Archive for September, 2012
It’s been widely reported today that the Samsung Galaxy S3 and other Samsung Galaxy phones have a glaring vulnerability: a webpage can trigger the Samsung dialer to dial a code which wipes the phone.
I wanted to see if this was really true, so I thought I’d knock up a proof of concept using a much safer short-code, *#*#4636#*#*, which, if entered in the dialler, will take you to a testing / control menu where you can change various device settings (it’s useful to know about that hidden trick – but don’t change things unless you know what you’re doing).
So, I created a testmenu.html containing a frame which attempts to load tel:*#*#4636#*#*; it does indeed call up the dialler, but does not appear to actually trigger the test menu. (This debug code doesn’t require you to push send to confirm it – when you type the last “#”, the menu pops up – this is one reason I chose it as a test, as I assume that the problem with the wipe code (which I’m not testing out on my phone!) is that it works the same way (that, or people push to dial it, not knowing what will happen.)
Next, I decided to try a code that does need you to push send – *#100#. which typically returns your phone number. I created ownnumber.html. Loading that page in my Galaxy Note’s stock browser does indeed launch the dialler again – this time, though, the code *#100# is displayed, ready to be “dialled” if the user desires. This is the behaviour I’d expect from anything that links to tel:$number – the user to be asked for confirmation before placing a “call”.
Is it just that the Galaxy Note doesn’t have the same problem, or is there something special about the “wipe device” code?
Is, perhaps, the test menu code “executing”, but invisibly?
I am somewhat disturbed that Samsung modified the stock browser to support tel: URLs; I could see them being mildly useful for actual links to click to bring up the dialler, but using them as the source for a frame / image would never make sense.

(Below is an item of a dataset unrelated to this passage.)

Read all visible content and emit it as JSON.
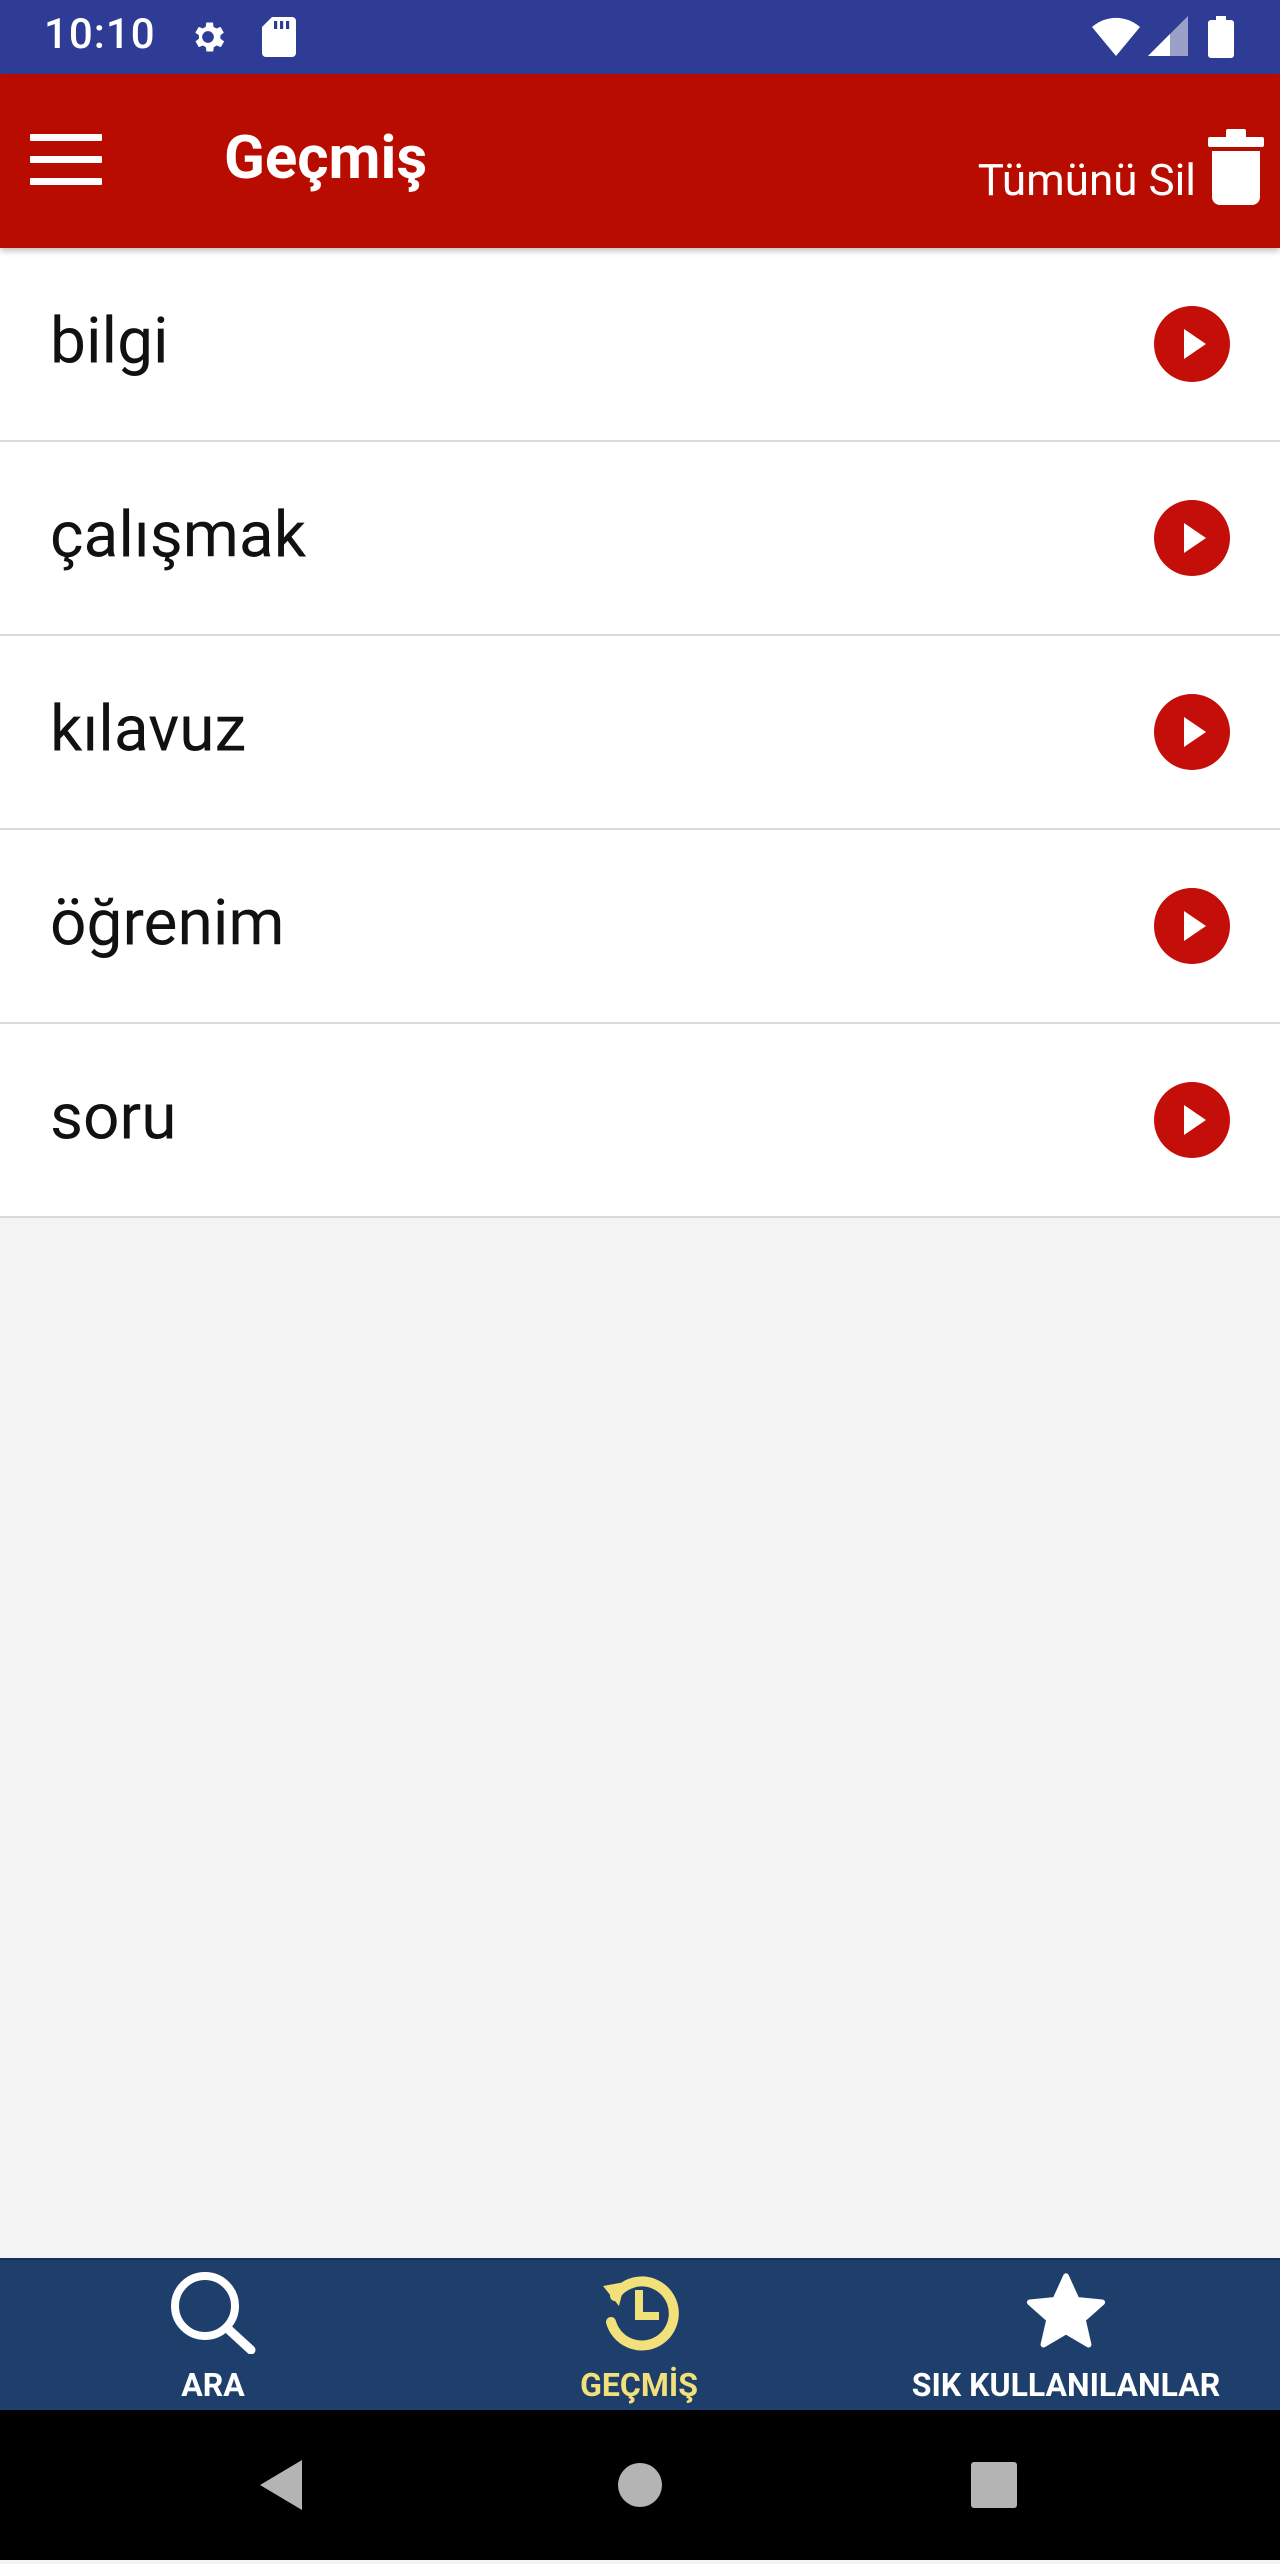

(For what it’s worth, this is a Samsung Galaxy Note (GT-N7000) running Android 4.0.4, on UK Vodafone.)
A few times I’ve wanted to extract part of a large monolithic Subversion repository out into a seperate Git repo, but maintain the commit history.

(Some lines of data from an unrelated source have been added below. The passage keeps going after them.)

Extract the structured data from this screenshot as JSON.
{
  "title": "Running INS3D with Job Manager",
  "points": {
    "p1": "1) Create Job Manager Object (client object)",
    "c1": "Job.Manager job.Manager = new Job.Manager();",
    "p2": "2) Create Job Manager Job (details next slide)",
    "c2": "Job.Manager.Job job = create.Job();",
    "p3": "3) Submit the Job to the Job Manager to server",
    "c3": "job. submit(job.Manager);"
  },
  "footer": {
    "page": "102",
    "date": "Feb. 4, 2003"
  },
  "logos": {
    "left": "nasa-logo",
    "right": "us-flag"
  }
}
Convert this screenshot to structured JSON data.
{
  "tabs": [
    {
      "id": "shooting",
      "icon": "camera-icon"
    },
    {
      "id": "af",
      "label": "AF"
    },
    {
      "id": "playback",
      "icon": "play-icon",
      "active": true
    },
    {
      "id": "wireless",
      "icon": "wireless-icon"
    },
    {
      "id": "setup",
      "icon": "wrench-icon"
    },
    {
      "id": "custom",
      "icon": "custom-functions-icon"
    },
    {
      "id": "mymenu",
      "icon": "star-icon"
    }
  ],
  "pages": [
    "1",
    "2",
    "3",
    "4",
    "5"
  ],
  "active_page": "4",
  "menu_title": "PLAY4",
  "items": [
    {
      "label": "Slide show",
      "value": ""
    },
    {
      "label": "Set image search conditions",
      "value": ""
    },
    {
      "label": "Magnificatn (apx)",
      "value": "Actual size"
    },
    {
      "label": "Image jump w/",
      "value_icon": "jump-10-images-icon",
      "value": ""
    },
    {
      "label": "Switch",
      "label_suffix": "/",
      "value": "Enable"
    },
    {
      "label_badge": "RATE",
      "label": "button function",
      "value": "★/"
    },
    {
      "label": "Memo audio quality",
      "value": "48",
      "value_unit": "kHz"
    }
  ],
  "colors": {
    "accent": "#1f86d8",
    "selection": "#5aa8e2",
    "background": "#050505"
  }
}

Here’s how I do it.
First, I set up a mapping of Subversion user => Username
davidp = David Precious
Now, I clone the entire Subversion repo via git svn into a new git repository:
# Clone the Subversion repo into a new Git repo:
# (~/subversion_authors.txt is file mentioned above)
git svn clone file:///shared/svn/scripts --no-metadata -A ~/subversion_authors.txt tmp/scripts-repo-tmp
Some tags get added during this process, I believe; I don’t need/want to preserve them, so I remove any and all tags:
# remove tags - we don't need them
git tag -l | xargs git tag -d
Now, the clever part; using git filter-branch to select the path within the repo I want to preserve, and remove everything else, promoting the desired path to the “root” of the repository:
# remove all except a given path:
git filter-branch --tag-name-filter cat --prune-empty --subdirectory-filter path/to/desired/dir HEAD
In the above, path/to/desired/dir is the path within the repo that I want to move to the root of the repo; everything else will be discarded.
At this point, I can add a GitHub repository via git remove add origin $url, and push the new repository.
I *think*, because I pushed to GitHub, then deleted my temporary repo and cloned back down, that unrelated previous commits were automatically removed. In case that’s not true, though, the following ought to purge unrelated commits from the new Git repo:
git reset --hard
git for-each-ref --format="%(refname)" refs/original/ | xargs -n 1 git update-ref -d
git reflog expire --expire=now --all
git gc --aggressive --prune=now